Yesterday, we had a workday filled with tomato planting! Bellair Farm, a large organic vegetable operation close to Charlottesville, gave us some great tomato transplants they’d been nurturing in their green house. These guys were looking a little wilted and starting to get too big for their plastic pods. Since they’d never make it to field at Bellair, we gladly took the plants off their hands and made a home for them in the community garden. We’ve got some sungolds, some heirlooms, and some mystery tomatoes because we forgot to label the last container. We’ve got to add some thrill to the garden life some how, ya know??
In other news, we’ve got some snap peas coming in and a juneberry bush that is this close to giving us some ripe ones.
This week I’d like to share a snap shot from Bellair. Grace and I’s internship with the community garden includes two days a week at this gorgeous thousand acre estate. Included on that property is an organic vegetable farm that services a CSA. There are 425 shareholders that get fed from the farm each week May through October, and a 200 person waiting list! It’s an exciting example of a successful sustainable agriculture operation.

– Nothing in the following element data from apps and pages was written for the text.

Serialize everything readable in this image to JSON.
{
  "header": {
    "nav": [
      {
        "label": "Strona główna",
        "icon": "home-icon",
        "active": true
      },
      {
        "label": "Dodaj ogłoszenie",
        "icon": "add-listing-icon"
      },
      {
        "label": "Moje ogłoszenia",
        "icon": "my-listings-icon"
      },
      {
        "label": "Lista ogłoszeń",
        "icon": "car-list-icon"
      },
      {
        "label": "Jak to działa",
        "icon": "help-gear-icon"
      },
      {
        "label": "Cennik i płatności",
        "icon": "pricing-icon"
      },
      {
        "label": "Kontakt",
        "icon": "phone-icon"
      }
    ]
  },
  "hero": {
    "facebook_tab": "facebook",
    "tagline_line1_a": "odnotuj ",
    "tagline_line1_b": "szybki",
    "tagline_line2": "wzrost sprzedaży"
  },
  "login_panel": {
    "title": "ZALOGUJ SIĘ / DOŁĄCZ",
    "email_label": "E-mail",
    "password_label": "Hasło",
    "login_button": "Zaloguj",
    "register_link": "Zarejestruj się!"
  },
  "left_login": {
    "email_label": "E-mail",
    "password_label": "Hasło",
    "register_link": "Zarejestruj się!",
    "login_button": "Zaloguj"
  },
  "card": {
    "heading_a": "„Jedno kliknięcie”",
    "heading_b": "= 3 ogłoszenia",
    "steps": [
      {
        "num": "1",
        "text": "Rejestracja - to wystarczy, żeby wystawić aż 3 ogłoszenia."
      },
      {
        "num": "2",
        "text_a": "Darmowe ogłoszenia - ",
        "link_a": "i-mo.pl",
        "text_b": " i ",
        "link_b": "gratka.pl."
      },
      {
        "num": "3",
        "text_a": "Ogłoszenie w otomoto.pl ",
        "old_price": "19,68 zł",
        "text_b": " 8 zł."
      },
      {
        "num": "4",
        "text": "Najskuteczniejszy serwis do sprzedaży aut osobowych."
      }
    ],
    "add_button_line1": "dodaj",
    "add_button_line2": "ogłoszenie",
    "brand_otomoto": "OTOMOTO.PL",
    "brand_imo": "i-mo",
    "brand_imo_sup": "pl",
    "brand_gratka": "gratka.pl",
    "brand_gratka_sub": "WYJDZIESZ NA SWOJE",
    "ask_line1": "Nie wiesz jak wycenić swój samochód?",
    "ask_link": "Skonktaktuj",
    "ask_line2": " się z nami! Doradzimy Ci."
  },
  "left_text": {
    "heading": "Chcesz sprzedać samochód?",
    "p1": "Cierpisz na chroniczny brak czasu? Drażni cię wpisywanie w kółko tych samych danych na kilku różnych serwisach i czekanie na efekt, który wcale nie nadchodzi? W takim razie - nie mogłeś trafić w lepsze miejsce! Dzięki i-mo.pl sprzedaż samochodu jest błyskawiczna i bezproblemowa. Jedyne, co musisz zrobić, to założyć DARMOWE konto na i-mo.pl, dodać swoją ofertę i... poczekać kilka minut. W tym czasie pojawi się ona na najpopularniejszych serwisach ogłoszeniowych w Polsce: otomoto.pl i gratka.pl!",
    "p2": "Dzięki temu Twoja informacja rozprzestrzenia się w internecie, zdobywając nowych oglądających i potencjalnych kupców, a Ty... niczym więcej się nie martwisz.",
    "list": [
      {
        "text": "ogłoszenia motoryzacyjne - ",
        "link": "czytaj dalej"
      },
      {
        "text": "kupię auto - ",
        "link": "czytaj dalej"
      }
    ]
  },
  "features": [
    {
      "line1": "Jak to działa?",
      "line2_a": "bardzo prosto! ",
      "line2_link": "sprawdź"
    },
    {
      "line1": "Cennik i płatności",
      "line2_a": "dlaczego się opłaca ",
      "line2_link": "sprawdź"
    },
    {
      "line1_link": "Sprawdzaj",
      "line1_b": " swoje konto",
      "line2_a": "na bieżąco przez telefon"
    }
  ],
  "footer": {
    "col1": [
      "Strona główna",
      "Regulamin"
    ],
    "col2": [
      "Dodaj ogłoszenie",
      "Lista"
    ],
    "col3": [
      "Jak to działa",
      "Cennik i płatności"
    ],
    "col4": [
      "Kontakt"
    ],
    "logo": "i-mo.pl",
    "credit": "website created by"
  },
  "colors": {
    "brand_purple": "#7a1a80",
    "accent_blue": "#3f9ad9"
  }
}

Farming is pretty hard and includes a lot of repetitive tasks–i.e. you plant, you weed, or you harvest. There ends up being a lot of conversation in the fields, and Bellair has a great permanent work crew that we’ve been getting to know. I’ve been pretty amazed at the quality of conversation I’ve had under the sun, with garlic juice staining my raw fingers as we all pick scapes. One of the crew members new to the squad this year even mentioned experiencing “brain fry.” In addition to an adjustment period during which his body had to acclimate to the difficult labor, there was an adjustment period for his brain too! I’m not sure whether it’s a farming environment, where we’re all together working on a task humans have practiced for thousands of years, or maybe it’s just the people that are attracted to such an activity. Either way, our chatter reflects broad interests in food culture, politics, and living an exciting and meaningful life.
While the UVA Community Garden is certainly a smaller operation, I think it has a similar potential to encourage real camaraderie. Besides wanting a successful harvest, Grace and I hope we can see a summer community created. Come on out to one of our volunteer workdays and leave with a clear and happy head and a bag of kale and peas. It’s win-win.